### Given records ###
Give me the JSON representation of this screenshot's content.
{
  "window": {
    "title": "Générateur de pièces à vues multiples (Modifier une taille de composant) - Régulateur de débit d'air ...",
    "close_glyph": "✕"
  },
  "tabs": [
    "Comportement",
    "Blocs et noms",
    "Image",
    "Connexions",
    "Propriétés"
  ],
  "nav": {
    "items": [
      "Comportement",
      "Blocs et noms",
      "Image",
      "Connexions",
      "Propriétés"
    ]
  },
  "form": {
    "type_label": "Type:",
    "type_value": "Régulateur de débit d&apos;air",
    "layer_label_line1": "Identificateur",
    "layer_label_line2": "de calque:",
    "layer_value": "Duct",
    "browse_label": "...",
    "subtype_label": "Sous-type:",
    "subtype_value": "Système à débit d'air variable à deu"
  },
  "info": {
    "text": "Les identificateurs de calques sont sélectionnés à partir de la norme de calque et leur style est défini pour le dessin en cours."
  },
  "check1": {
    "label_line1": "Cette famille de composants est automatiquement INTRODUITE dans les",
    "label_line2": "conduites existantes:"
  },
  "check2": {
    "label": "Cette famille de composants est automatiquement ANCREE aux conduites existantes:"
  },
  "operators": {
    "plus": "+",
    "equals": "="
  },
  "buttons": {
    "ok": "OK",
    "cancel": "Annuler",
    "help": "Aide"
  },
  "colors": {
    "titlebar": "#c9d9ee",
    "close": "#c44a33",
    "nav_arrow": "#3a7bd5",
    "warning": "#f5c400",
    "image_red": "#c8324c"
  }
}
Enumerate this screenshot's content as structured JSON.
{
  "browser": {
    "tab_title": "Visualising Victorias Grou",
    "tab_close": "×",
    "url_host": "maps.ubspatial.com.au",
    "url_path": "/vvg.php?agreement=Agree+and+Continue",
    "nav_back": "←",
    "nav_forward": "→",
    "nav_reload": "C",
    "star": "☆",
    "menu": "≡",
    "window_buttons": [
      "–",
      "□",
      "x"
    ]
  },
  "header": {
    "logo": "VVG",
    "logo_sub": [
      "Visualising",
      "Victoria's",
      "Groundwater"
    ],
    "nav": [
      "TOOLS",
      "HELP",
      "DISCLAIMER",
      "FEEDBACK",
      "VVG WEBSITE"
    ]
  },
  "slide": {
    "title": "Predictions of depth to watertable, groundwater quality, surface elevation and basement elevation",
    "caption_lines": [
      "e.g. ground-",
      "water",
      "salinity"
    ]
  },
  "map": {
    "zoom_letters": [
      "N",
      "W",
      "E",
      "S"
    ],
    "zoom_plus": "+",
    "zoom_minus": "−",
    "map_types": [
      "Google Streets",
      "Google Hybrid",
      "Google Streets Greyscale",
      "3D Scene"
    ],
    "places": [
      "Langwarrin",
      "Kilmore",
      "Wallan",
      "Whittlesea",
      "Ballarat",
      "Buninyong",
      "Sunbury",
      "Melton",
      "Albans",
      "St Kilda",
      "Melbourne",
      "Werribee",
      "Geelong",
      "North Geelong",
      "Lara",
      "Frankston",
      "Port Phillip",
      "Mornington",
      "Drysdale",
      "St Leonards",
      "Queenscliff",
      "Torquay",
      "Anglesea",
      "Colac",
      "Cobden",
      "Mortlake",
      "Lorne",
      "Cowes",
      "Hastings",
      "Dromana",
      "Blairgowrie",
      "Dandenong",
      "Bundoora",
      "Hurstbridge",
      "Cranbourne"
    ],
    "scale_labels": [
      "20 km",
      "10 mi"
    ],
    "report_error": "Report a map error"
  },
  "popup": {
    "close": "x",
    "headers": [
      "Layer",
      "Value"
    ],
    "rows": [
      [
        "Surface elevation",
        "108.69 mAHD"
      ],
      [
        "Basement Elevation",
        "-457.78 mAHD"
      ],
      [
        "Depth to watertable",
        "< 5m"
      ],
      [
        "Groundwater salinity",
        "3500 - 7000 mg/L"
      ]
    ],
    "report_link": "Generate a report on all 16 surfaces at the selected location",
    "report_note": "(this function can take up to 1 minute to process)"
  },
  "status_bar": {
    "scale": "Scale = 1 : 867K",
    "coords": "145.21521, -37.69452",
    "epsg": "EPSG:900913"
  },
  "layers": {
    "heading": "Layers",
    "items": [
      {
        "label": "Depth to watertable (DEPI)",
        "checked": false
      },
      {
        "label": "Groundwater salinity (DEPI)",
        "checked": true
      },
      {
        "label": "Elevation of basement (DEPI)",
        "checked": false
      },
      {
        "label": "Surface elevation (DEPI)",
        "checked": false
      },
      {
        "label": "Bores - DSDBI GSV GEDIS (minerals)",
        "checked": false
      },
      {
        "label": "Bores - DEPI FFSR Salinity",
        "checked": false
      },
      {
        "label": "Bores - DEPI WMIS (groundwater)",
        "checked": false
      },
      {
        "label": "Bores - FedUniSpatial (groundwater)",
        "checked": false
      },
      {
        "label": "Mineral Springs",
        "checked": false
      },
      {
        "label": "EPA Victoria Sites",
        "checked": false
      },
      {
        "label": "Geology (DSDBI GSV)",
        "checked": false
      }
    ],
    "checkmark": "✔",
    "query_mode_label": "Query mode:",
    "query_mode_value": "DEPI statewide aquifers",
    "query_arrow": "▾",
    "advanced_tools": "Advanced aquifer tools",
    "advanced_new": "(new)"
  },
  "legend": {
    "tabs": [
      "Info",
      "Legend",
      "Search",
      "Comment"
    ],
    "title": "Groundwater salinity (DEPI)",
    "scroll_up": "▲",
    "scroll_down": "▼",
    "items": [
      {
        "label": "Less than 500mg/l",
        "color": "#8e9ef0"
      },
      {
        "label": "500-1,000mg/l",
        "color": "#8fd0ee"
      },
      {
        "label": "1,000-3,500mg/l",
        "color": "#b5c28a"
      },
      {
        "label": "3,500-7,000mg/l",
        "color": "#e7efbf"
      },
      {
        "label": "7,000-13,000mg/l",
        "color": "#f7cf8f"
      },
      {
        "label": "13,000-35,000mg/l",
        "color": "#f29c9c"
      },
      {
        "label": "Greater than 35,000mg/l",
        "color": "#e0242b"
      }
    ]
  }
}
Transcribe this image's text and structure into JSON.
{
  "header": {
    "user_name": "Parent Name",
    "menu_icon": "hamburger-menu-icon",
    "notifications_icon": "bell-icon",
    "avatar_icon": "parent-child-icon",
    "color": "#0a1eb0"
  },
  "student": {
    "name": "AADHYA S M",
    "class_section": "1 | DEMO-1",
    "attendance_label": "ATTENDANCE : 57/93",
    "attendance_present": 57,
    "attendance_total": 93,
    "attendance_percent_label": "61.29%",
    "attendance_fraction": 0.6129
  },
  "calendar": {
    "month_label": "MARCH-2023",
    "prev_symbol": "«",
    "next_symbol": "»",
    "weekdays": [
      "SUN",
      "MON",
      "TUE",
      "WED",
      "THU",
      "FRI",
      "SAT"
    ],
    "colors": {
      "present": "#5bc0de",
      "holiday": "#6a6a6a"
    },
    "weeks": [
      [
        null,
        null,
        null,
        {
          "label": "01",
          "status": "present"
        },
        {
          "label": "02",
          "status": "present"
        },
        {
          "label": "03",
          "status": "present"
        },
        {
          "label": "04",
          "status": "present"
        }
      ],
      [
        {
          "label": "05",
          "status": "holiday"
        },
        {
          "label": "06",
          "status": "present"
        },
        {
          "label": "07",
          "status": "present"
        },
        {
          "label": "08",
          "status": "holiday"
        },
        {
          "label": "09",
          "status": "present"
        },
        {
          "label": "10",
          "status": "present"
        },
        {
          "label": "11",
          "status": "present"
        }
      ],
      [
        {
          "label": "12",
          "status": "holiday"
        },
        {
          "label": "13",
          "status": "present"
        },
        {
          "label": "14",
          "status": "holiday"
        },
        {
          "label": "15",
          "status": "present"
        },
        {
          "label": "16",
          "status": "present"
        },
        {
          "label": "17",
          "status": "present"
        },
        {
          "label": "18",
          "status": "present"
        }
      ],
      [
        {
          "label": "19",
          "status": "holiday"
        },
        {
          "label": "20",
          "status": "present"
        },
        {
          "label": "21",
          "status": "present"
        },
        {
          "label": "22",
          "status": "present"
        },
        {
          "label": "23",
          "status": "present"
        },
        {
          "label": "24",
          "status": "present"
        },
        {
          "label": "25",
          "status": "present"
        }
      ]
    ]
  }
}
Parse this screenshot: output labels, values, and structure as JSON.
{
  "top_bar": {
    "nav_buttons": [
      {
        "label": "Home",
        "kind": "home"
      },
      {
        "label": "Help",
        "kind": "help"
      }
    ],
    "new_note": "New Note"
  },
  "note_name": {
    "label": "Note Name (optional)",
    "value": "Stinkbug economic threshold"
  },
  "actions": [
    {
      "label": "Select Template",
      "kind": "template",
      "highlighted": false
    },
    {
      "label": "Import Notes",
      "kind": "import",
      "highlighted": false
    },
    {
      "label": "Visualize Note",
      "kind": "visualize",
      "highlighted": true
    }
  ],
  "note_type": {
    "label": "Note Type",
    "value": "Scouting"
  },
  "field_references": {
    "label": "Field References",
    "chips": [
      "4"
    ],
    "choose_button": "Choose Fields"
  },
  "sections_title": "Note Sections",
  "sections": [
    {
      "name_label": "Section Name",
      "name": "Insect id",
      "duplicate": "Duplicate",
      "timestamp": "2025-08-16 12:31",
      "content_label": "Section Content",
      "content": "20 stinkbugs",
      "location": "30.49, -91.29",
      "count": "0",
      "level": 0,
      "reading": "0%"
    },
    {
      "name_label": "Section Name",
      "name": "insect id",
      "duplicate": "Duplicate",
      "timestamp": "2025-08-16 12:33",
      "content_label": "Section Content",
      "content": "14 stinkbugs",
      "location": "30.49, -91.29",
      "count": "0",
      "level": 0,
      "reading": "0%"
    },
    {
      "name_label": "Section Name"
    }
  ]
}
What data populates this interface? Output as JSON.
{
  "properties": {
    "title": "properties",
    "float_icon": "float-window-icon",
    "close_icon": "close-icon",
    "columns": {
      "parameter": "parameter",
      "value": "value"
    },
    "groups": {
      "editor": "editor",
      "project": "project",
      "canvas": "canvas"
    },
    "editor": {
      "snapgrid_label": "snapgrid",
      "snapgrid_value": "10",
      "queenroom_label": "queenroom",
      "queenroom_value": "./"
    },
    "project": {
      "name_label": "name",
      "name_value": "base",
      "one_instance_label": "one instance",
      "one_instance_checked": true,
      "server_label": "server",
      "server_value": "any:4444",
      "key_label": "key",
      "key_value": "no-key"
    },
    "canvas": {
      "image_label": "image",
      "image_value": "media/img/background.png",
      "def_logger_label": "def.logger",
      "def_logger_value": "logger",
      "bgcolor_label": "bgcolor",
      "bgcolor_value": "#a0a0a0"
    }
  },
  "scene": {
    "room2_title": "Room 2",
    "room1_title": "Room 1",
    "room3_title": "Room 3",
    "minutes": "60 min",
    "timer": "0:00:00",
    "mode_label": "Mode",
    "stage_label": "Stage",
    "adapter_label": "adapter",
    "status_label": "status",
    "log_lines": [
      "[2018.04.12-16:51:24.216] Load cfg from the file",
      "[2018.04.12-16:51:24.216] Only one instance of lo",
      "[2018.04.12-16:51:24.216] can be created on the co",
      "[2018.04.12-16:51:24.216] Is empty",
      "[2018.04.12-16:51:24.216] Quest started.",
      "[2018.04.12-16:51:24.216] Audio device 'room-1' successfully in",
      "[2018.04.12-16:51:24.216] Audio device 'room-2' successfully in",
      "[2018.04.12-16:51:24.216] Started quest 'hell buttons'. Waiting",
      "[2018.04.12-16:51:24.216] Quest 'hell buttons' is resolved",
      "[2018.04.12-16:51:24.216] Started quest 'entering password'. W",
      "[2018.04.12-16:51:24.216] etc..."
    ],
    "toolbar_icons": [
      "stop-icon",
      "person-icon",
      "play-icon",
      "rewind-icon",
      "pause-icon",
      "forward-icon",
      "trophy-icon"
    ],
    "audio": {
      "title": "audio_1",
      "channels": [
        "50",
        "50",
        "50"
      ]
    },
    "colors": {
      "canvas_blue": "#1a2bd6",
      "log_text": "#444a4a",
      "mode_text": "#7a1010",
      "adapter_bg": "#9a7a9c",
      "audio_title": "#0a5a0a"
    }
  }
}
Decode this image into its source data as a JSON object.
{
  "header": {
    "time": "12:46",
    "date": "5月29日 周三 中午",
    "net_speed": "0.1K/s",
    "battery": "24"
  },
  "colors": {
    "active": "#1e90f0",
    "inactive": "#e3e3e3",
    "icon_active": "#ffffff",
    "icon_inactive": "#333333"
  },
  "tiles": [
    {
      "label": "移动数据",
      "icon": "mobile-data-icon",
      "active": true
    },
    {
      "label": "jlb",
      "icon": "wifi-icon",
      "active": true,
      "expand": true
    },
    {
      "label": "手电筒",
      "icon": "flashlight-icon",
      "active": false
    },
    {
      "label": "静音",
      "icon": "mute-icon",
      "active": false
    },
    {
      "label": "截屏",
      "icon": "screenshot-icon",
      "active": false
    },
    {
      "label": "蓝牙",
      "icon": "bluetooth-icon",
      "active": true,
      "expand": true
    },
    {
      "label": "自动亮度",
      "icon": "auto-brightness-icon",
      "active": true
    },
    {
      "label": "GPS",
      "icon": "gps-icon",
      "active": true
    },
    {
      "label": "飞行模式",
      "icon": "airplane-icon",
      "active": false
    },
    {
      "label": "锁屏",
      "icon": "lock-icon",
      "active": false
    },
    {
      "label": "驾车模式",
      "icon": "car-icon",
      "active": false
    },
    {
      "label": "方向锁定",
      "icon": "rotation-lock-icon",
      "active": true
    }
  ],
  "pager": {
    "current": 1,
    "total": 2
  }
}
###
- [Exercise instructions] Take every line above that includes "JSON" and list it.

- [Your solution]
Give me the JSON representation of this screenshot's content.
Enumerate this screenshot's content as structured JSON.
Transcribe this image's text and structure into JSON.
Parse this screenshot: output labels, values, and structure as JSON.
What data populates this interface? Output as JSON.
Decode this image into its source data as a JSON object.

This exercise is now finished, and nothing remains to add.